◆ INFORMATION PROVIDED
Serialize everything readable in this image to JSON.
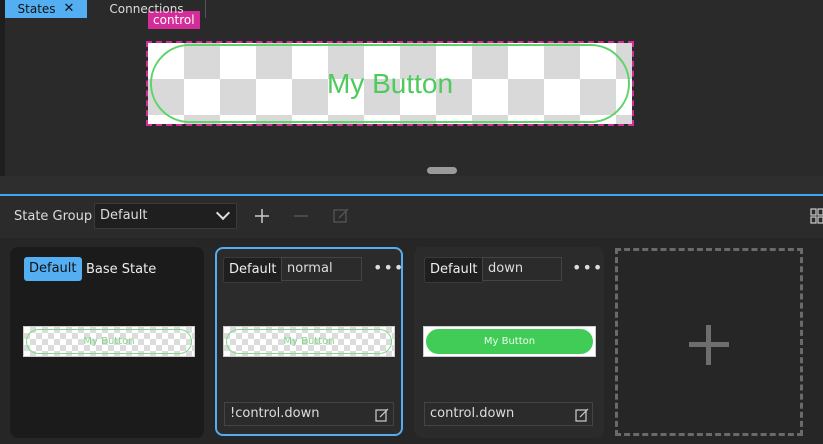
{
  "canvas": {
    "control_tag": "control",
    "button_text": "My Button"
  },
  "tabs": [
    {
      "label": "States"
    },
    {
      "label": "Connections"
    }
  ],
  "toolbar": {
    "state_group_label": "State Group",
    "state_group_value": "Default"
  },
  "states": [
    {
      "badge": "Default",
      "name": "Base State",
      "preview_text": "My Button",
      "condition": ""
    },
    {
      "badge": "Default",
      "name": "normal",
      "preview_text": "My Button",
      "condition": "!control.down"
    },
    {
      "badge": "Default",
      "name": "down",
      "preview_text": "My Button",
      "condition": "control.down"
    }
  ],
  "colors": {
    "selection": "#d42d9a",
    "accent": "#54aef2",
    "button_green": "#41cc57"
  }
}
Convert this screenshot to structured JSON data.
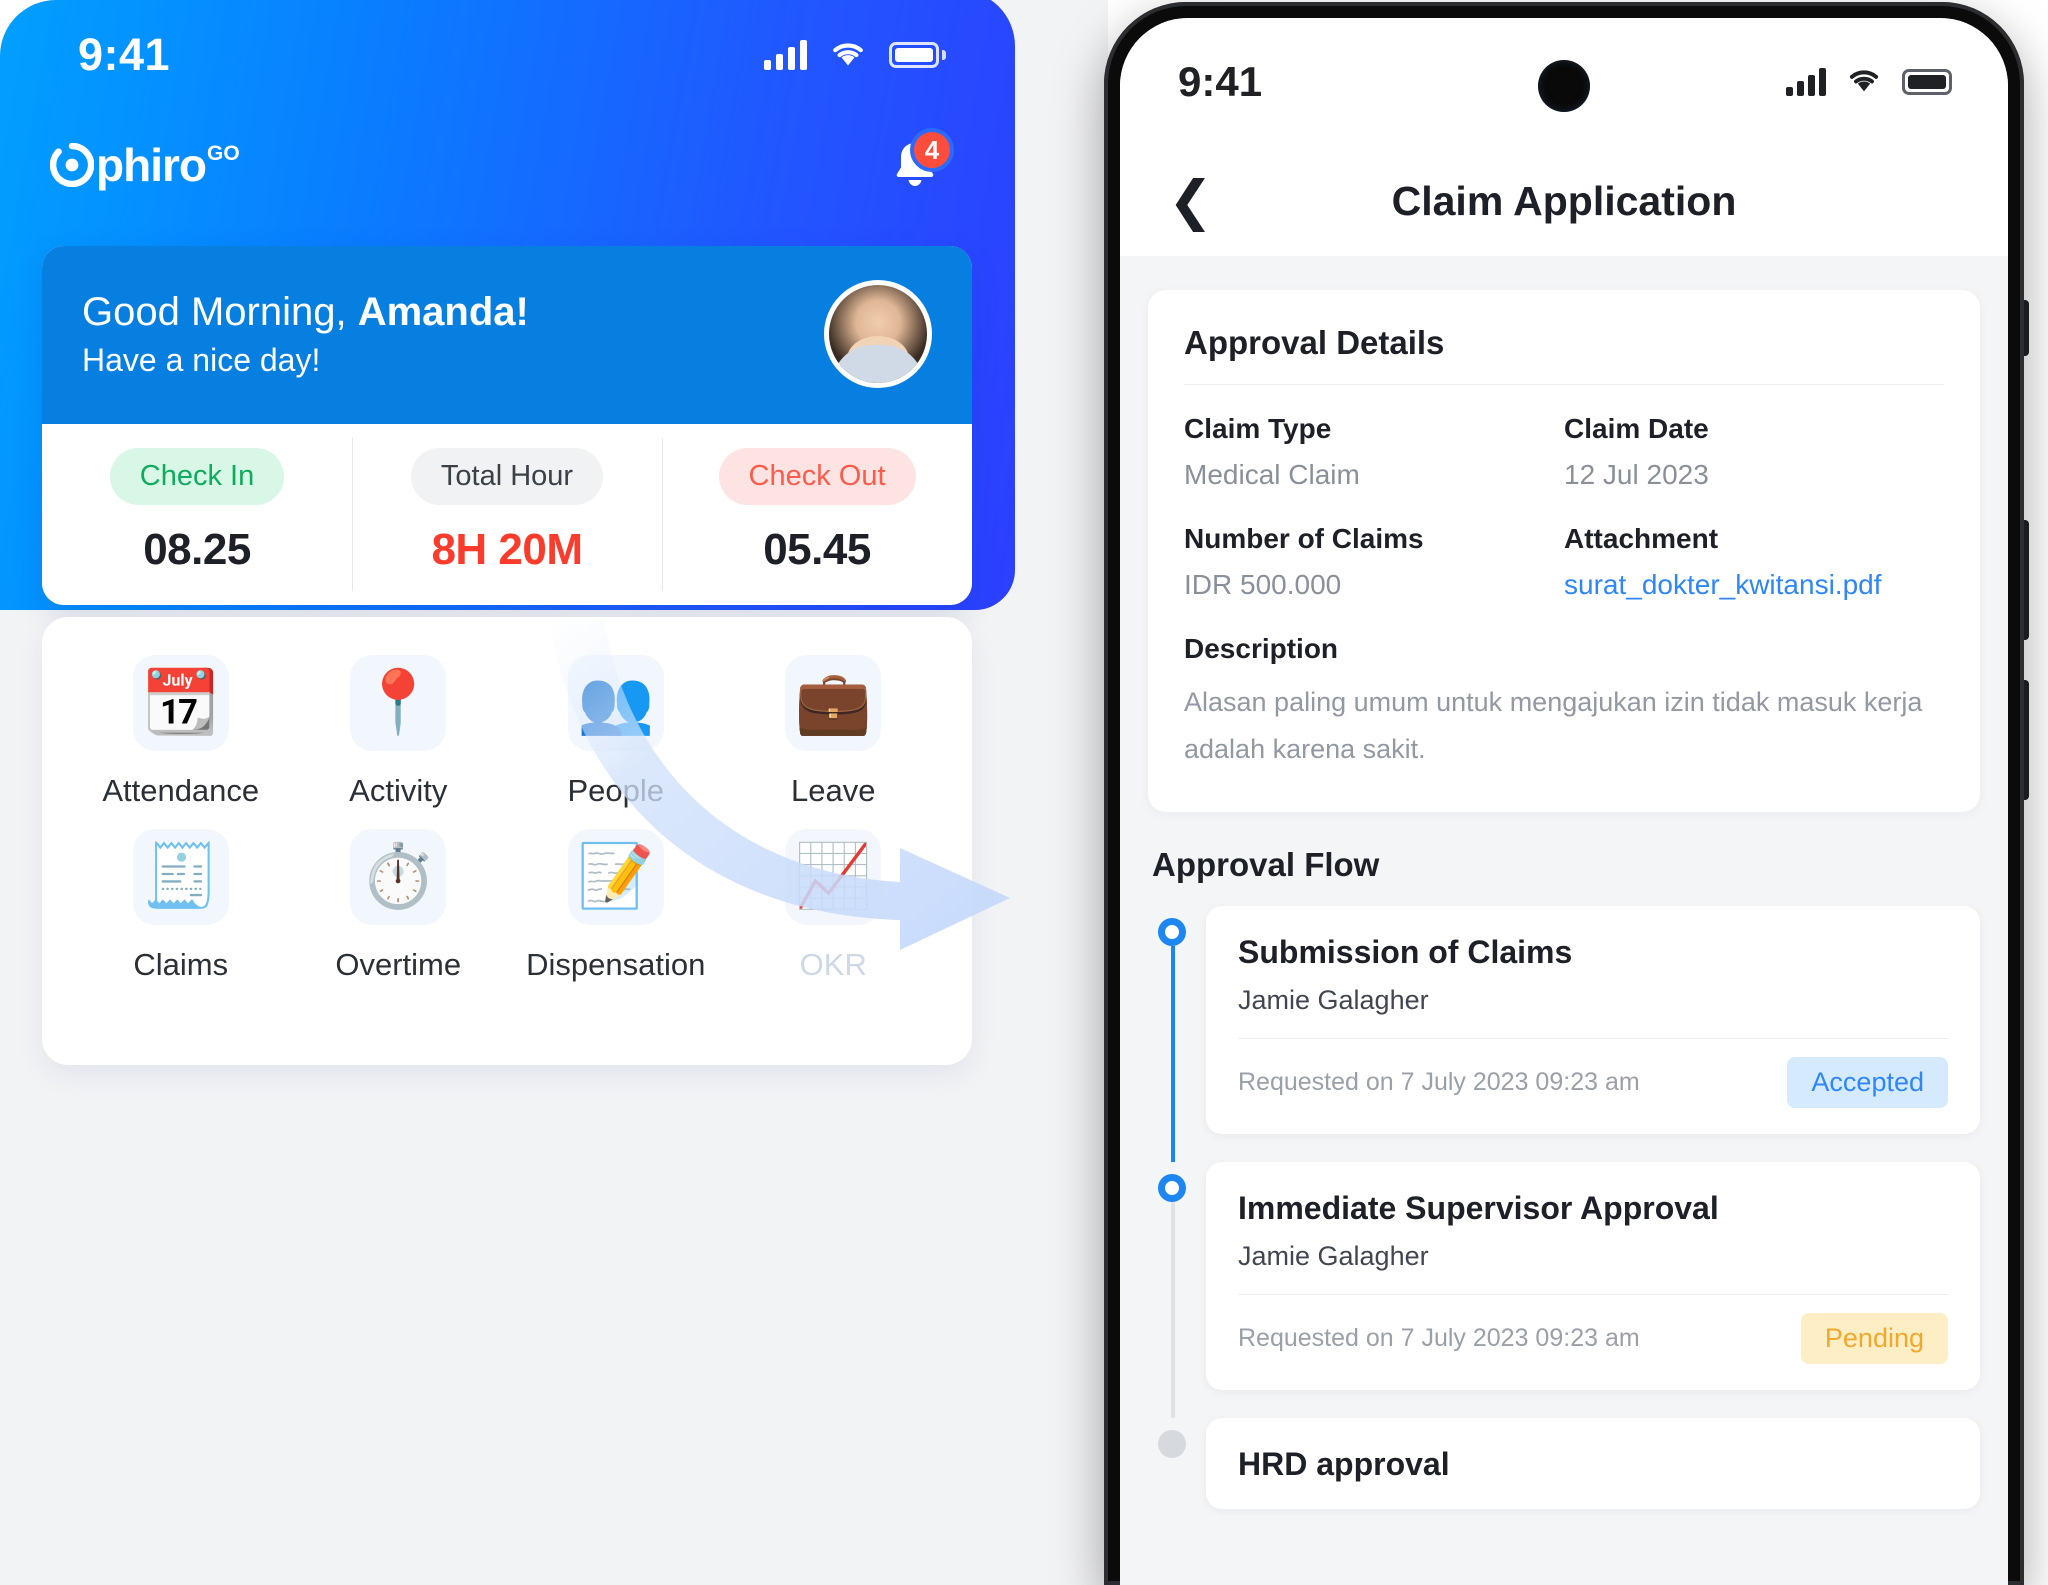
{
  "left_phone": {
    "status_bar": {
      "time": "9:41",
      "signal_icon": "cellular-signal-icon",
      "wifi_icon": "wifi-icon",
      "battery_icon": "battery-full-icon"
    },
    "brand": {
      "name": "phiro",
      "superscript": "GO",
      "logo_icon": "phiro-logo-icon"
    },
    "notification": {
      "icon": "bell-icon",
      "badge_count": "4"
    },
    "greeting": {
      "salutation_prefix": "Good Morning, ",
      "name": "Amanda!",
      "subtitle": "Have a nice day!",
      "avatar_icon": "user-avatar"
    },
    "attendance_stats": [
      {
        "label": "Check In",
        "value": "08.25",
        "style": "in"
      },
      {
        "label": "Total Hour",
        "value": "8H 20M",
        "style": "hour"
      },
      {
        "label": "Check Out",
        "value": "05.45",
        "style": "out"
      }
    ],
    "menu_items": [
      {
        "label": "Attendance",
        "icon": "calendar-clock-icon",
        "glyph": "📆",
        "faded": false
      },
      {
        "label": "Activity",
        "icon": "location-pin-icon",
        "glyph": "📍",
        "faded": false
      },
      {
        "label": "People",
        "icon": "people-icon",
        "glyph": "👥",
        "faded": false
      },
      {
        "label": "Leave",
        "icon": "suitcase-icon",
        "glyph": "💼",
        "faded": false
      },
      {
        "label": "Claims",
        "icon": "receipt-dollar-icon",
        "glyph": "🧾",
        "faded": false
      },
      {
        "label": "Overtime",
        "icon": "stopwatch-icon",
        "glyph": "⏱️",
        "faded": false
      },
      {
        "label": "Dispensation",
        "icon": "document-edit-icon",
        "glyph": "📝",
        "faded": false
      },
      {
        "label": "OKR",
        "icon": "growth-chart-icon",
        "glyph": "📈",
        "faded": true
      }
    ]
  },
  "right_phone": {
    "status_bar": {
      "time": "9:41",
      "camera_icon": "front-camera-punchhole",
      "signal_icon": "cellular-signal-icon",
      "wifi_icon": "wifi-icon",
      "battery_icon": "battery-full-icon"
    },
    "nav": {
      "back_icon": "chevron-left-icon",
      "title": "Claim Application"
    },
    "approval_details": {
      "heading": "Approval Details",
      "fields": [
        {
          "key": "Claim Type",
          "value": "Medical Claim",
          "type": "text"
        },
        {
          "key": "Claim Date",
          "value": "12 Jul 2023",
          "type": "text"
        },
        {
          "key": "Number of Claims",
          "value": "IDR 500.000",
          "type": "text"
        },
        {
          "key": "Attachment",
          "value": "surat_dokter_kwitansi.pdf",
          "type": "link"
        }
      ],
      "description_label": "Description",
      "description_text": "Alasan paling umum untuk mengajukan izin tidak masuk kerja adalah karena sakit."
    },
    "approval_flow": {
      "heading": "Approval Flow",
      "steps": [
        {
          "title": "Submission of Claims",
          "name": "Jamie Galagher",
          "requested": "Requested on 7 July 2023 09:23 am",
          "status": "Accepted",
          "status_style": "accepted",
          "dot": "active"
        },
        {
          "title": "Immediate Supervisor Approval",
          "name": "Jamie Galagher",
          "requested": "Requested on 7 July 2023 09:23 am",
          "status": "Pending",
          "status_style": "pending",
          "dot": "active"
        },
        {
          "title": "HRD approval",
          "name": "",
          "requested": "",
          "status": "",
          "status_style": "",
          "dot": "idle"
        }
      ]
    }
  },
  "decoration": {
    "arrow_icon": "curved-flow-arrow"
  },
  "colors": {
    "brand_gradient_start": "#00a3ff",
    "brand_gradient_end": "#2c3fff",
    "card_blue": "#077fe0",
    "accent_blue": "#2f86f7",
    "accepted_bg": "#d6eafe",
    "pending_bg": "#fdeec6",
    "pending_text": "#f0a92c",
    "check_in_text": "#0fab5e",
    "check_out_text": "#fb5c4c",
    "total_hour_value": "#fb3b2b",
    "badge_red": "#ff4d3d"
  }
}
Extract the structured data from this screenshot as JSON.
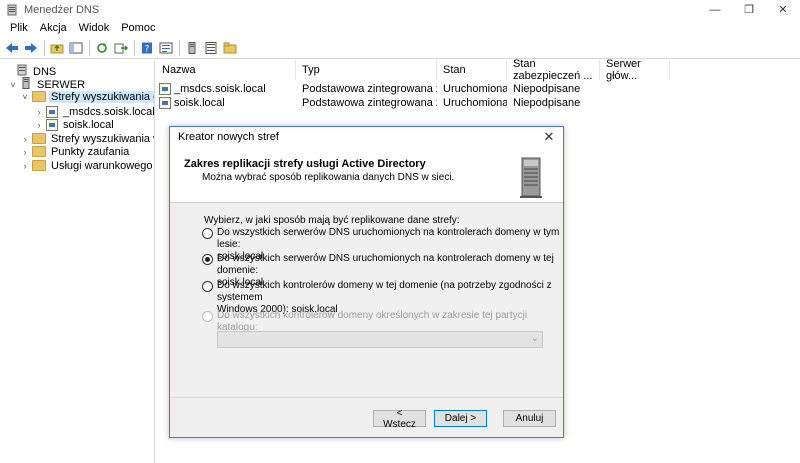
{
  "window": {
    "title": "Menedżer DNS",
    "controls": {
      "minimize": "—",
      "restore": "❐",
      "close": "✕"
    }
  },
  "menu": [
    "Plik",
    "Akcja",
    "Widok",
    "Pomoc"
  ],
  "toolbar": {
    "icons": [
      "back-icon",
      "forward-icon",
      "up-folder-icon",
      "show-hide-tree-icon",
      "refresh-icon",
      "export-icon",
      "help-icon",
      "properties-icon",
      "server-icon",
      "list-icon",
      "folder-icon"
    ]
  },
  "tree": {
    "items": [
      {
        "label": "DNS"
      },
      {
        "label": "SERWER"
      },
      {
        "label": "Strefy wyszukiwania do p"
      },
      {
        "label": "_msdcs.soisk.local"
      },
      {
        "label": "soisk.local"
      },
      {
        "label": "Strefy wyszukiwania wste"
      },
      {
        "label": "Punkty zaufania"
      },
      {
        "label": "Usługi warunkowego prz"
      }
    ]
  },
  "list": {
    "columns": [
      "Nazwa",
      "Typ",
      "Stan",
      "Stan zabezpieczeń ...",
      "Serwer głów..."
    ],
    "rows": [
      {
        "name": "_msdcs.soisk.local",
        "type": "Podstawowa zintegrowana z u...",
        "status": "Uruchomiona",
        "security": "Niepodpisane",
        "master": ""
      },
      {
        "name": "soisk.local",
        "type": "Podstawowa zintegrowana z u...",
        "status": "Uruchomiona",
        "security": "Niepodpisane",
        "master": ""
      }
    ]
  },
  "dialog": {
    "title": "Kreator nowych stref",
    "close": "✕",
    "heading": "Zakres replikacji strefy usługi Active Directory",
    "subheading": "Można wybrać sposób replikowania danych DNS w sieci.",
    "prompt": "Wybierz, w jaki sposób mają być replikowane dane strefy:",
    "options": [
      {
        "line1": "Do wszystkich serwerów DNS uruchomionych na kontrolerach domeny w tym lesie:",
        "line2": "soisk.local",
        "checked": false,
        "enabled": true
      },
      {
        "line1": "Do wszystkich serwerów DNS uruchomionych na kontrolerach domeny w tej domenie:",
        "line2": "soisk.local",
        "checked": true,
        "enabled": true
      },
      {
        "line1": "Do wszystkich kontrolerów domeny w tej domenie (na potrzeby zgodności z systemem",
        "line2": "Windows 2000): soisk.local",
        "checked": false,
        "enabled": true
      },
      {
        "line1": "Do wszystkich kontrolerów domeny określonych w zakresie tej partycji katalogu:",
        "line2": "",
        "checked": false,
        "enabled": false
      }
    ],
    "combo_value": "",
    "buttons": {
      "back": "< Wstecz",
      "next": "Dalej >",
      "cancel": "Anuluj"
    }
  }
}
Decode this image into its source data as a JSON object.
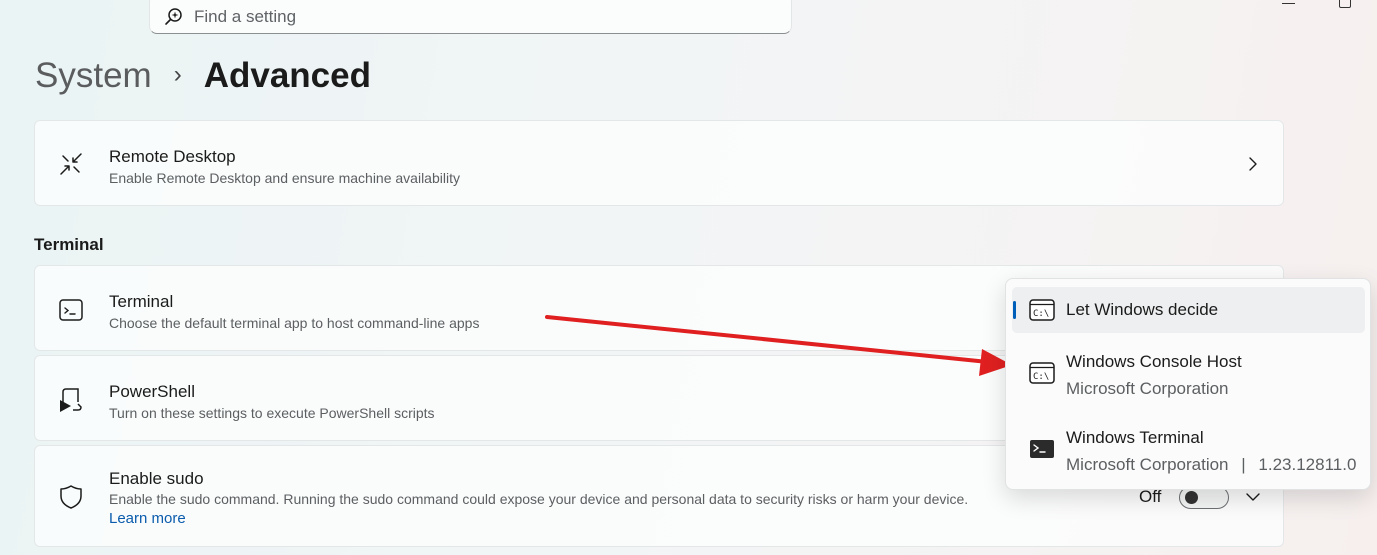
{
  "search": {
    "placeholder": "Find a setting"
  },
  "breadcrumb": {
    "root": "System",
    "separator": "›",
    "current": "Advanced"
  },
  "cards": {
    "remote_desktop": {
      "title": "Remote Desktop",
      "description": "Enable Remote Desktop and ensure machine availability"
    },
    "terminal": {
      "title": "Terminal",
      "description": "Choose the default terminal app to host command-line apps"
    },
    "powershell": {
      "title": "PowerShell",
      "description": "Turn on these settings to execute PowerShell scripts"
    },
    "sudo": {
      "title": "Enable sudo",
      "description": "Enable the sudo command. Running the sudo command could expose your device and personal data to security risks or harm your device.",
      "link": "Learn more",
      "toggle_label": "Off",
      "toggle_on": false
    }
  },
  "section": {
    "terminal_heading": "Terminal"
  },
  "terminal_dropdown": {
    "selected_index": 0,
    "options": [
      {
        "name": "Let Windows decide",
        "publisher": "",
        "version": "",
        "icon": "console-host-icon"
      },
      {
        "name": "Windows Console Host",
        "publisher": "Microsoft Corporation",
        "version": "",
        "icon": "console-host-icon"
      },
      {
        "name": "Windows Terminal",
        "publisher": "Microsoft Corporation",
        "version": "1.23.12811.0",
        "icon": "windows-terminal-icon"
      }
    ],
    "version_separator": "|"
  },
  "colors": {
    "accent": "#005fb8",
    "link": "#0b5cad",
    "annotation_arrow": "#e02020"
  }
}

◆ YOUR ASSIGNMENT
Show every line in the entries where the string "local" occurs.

◆ WRITTEN SOLUTION
        "label": "_msdcs.soisk.local"
        "label": "soisk.local"
        "name": "_msdcs.soisk.local",
        "name": "soisk.local",
        "line2": "soisk.local",
        "line2": "soisk.local",
        "line2": "Windows 2000): soisk.local",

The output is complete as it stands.